Fletcher Alum and wealth management expert Alice Finn (F’88) tpeaks to the the Fletcher community on her book, “Smart Women Love Money” (Photo Credit: Sarah Collins)
On Wednesday Nov. 1, Finn returned to The Fletcher School to take part in the Institute for Business in the Global Context (IBGC) Speaker Series and in true Fletcher style, she brought along a fellow alumna and PowerHouse Assets colleague, Ralitza Gueorguieva (F05). IBGC Director of Corporate Relations Dorothy Orszulak introduced Finn to an engaged crowd — of both genders. Finn answered every question asked thoughtfully and passionately, sharing her five top tips:
Invest stocks long-term
Implement index finds
Keep fees low
In a Q&A before the event, Finn revealed her motivation for starting her company, shared her best financial tip and explained how her Fletcher experience prepared her for her career.
“Should businesses be involved in politics? Absolutely. We have a responsibility to make our contribution to society,” Oliver Wyman CEO Scott McDonald told Fletcher students last week during a talk hosted by The Institute for Business in the Global Context. McDonald explored business’ ever-evolving role in politics during his presentation and explained how he navigates the changing landscape as head of a leading global management consulting firm.
The debate around whether business should (or shouldn’t) be involved in politics isn’t a new one, McDonald said, but discovering the right way to balance involvement in politics without alienating your employees and consumers often poses a challenge for companies.
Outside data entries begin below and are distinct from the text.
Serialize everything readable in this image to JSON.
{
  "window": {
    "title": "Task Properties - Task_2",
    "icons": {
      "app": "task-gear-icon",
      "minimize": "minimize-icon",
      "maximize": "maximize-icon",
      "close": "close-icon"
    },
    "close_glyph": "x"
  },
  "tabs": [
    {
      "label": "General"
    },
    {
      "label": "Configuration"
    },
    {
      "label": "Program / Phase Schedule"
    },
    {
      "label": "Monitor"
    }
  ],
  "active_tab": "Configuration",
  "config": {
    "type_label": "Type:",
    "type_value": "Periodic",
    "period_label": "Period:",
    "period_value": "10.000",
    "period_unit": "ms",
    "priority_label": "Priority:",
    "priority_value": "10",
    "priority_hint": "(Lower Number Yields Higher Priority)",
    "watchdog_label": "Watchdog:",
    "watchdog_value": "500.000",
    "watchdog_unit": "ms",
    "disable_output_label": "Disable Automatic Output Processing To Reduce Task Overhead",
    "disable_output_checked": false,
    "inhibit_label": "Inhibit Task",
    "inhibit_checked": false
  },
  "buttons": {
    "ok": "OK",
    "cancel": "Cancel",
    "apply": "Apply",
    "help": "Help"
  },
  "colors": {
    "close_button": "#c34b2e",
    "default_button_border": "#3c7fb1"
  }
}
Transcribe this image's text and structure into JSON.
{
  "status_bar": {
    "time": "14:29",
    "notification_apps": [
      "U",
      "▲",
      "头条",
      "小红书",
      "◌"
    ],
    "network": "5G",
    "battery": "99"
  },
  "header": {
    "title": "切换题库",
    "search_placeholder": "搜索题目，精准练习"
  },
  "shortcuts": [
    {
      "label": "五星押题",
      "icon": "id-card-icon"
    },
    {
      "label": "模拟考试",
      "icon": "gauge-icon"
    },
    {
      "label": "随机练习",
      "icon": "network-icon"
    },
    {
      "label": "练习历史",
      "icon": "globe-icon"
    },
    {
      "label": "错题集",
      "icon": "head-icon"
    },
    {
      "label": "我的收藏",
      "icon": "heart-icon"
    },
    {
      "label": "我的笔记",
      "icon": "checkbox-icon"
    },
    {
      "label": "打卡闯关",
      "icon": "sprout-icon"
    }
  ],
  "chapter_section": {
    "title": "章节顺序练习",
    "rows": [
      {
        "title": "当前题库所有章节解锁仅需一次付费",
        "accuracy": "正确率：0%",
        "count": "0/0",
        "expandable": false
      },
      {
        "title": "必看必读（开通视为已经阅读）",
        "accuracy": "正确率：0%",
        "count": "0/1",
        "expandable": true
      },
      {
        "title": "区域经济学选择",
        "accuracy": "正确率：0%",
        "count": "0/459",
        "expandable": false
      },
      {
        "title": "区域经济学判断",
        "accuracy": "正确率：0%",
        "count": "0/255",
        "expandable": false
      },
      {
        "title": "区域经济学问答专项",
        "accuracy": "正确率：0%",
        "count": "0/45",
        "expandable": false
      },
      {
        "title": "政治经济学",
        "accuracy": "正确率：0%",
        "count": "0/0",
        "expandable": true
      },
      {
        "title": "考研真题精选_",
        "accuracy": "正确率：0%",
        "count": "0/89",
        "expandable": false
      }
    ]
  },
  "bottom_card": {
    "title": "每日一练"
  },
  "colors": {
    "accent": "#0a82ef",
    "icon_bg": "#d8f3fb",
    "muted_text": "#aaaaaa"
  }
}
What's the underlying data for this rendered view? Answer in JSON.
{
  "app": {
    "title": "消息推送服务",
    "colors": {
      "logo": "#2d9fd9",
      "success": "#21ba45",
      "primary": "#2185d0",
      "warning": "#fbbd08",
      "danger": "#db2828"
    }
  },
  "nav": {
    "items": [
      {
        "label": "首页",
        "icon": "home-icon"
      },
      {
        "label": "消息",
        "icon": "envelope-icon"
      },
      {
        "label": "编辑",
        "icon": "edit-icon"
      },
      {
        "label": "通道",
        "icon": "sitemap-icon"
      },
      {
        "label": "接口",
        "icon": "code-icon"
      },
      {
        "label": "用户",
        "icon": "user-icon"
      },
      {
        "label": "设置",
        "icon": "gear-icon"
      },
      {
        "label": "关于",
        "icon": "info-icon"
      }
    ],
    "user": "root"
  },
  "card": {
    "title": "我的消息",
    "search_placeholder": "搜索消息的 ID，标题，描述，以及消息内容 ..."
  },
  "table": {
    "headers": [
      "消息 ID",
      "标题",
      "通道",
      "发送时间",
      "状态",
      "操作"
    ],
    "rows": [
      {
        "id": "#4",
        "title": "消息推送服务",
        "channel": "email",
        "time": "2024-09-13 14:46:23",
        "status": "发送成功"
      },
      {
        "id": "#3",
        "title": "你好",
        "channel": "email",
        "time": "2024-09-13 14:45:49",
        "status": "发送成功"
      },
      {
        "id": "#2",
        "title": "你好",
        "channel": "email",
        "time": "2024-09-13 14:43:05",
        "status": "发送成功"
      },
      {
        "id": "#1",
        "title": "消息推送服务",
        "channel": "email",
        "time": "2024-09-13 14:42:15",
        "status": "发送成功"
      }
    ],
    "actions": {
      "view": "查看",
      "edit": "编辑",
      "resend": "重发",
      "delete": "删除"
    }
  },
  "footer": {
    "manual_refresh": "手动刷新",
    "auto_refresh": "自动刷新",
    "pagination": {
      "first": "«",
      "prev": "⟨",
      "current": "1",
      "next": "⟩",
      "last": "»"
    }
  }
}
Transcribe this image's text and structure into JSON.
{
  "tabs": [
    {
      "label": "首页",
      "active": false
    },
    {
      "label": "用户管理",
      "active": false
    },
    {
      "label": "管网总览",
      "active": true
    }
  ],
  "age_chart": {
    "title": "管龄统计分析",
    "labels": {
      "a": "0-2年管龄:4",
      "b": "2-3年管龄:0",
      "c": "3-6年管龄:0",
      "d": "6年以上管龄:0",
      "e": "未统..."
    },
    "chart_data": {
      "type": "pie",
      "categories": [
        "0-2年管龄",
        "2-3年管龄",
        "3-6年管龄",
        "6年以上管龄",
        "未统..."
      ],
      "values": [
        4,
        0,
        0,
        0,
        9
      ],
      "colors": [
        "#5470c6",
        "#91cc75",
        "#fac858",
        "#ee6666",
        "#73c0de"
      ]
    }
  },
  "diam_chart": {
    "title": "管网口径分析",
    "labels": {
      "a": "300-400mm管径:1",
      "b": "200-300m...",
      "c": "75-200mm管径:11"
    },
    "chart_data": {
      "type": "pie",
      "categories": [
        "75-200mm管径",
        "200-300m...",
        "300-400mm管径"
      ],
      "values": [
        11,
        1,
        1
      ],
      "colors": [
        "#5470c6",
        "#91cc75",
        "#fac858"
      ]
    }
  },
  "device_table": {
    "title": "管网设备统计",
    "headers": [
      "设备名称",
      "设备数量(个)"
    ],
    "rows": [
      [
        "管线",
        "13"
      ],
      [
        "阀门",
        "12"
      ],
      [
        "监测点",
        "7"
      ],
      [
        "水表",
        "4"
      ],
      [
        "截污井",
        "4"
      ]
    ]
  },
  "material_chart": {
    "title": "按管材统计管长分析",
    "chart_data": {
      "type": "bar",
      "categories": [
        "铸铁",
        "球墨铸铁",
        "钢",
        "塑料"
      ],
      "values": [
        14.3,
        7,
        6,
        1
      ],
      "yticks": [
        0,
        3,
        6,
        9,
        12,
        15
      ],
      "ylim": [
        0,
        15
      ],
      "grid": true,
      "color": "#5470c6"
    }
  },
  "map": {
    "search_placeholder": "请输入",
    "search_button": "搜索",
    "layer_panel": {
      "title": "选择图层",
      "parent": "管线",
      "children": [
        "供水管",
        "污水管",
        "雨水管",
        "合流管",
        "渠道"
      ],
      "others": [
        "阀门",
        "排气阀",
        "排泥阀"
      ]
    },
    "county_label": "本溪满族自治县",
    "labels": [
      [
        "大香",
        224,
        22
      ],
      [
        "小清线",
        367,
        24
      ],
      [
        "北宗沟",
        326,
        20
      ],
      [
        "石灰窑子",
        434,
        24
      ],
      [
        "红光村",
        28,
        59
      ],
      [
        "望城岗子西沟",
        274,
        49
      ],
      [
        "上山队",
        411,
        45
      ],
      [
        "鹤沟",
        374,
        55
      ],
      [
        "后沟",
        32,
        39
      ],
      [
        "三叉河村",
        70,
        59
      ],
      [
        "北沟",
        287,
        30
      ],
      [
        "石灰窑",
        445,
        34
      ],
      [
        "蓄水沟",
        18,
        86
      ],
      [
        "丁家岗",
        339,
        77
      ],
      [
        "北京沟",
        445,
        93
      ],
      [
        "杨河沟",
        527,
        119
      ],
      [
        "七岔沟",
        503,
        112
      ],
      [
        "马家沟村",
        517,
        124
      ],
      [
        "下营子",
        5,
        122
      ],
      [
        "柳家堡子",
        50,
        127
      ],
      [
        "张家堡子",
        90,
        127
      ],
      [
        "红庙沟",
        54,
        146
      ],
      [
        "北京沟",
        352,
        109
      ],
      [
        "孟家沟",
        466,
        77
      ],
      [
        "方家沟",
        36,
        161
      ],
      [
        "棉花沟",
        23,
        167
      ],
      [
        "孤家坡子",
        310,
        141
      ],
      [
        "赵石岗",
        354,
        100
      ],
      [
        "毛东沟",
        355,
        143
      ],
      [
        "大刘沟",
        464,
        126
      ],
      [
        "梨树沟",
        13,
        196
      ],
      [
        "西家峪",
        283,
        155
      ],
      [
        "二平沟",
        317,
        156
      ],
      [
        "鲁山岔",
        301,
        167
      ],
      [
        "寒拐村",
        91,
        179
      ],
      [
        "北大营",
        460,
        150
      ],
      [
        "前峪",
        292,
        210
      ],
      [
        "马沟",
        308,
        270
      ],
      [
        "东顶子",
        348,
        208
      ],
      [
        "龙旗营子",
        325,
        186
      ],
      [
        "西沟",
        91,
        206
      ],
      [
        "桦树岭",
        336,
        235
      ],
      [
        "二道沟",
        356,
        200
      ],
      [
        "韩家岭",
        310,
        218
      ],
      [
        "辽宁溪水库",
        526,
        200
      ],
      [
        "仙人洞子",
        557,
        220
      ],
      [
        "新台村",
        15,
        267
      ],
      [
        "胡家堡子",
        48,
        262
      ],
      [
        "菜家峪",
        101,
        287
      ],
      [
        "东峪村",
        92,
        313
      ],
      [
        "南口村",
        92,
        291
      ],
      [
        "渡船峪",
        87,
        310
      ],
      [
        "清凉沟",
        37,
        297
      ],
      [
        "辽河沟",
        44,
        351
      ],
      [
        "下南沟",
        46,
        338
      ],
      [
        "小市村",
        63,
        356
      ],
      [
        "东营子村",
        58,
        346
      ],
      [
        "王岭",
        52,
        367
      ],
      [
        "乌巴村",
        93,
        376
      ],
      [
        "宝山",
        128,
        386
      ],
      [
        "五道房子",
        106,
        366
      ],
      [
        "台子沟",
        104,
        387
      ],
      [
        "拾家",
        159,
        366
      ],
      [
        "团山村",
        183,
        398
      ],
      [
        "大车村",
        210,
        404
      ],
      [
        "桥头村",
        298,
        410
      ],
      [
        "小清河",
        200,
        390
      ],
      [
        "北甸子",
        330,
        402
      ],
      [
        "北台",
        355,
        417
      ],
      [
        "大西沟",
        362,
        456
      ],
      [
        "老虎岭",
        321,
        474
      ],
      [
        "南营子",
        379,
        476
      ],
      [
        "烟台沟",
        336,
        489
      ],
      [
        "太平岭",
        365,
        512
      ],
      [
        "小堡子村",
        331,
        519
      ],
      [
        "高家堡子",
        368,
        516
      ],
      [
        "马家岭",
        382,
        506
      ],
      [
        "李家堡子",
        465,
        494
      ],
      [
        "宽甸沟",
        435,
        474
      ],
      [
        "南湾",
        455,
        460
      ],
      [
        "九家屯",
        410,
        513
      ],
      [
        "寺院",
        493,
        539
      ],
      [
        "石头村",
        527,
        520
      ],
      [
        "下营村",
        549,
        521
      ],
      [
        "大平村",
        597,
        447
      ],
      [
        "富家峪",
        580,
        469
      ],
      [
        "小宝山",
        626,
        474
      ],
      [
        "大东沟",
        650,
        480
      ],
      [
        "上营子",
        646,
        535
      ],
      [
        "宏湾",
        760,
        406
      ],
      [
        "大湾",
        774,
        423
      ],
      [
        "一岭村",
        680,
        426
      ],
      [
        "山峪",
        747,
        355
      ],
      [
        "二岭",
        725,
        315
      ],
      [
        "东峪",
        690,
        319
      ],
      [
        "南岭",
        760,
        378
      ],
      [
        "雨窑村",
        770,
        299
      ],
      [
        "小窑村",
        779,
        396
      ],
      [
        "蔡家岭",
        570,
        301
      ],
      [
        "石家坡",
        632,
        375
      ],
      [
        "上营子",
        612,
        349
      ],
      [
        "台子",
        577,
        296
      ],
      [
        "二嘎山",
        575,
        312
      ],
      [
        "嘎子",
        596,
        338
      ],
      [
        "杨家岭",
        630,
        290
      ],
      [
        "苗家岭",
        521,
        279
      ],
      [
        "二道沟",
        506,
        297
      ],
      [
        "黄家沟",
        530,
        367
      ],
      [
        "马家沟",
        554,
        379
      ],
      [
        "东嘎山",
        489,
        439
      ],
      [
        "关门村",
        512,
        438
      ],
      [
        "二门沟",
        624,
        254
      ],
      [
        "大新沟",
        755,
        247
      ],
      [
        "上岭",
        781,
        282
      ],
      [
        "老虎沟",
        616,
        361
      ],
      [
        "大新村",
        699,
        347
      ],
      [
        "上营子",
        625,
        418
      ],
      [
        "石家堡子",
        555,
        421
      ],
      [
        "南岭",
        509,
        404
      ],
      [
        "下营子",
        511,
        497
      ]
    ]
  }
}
Oliver Wyman CEO Scott McDonald discusses the role of business in politics as part of the IBGC Speaker Series (Photo Credit: Ahmad Raza)
Political activities such as lobbying have existed for ages and have always been a natural part of the business world, McDonald explained. During the 1960s and ‘70s, businesses became more involved in politics as the civil and women’s rights movements hit the scene. The next big wave of activity popped up in the ‘90s as consumers began to make their voices heard more clearly. Over the past 10 years or so, companies have started to think strategically about consumers’ voices and have begun to actively align their goals with those of their customers.
This year, Ernst & Young announced the launch of a new training program, Religious Literacy for Organizations (RLO), which “help[s] organizations better understand religious inclusion and its positive impact on business process and performance.” Why would a “Big Four” accounting firm offer religious literacy training to its clients? What does this move mean for the consulting industry and global business?
The Institute for Business in the Global Context is proud to sponsor…
This panel will discuss the practicality of religious literacy training in today’s global businesses, what religious literacy looks like in business operations, and why this trend should be on radar of today’s business students.
Paul Lambert, Assistant Dean at Georgetown’s McDonough School of Business
Dr. Ibrahim Warde, Professor of International Finance at The Fletcher School
Dr. Brian Grim, President of the Religious Freedom & Business Foundation
Joyce S. Dubensky, CEO of Tanenbaum
IBGC is a part of The Fletcher School at Tufts University